However, for the time being, human pilots will still be required to be on board to avoid obstacles both in the air and on the ground, as Merlin is not yet ready to outfit aircraft with detect-and-avoid sensors. Pilots on board will also be able to correct any ATC misinterpretations. The bottom line: Merlin’s autonomy system will greatly reduce pilot workload and allow pilots to perform higher-cognition missions.
Thanks to the success of Merlin’s latest fundraising round, the company will be able to expand its current team of 70 employees to 120 or 130 – giving it the bandwidth to solve the detect-and-avoid problem, as well as accelerate progress towards safety certification.
Merlin officially achieved approval of its certification basis for the takeoff to touchdown autonomy system in September 2021, as part of a joint project with the Federal Aviation Administration (FAA) and the New Zealand Civil Aviation Authority (CAA).
The company is aiming to achieve initial air safety approval in New Zealand, as the country’s regulatory environment is “experimentation-friendly.” However, Merlin is simultaneously submitting all stages of its work to the FAA for review, to ensure that its technology can operate in the U.S., too.
In early 2021, Merlin announced a partnership with Dynamic Aviation to implement its autonomous digital pilot technology in 55 of Dynamic’s high-performance King Air platforms. Dynamic Aviation operates the world’s largest private fleet of King Airs, and the automated aircraft will support a wide range of public- and private-sector missions. The first King Air from the partnership began flight trials in May 2021 at Merlin’s facility at Mojave Air & Space Port in California.

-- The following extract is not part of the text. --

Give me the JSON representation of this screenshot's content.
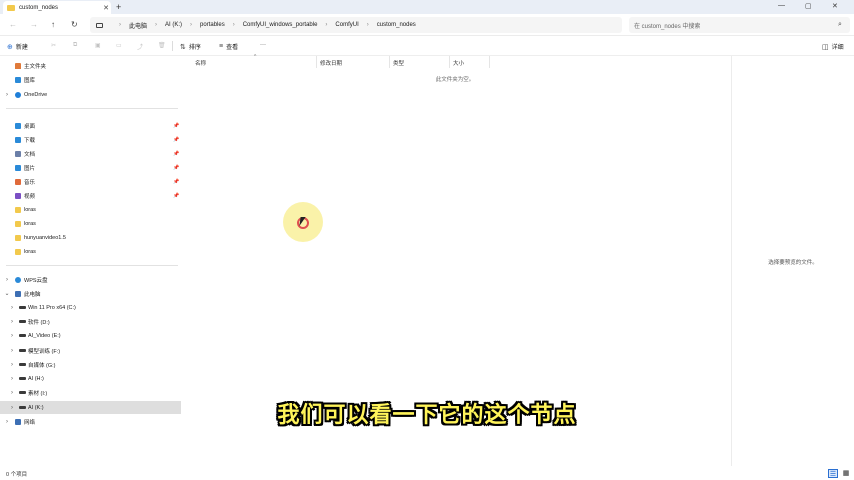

In December 2021, Merlin announced an agreement with the largest Part 135 cargo airline in the U.S., Ameriflight. Under the agreement, Merlin will equip Ameriflight’s fleet with autonomous and semi-autonomous flight capability. The cargo airline is hoping to future-proof its aircraft with early implementation of autonomous capabilities, which will also allow the airline to offer better pricing to its customers.
To date, there are five models of aircraft powered by Merlin, and over 400 autonomous missions have been flown with the company’s technology — which translates to over 800 hours in the sky.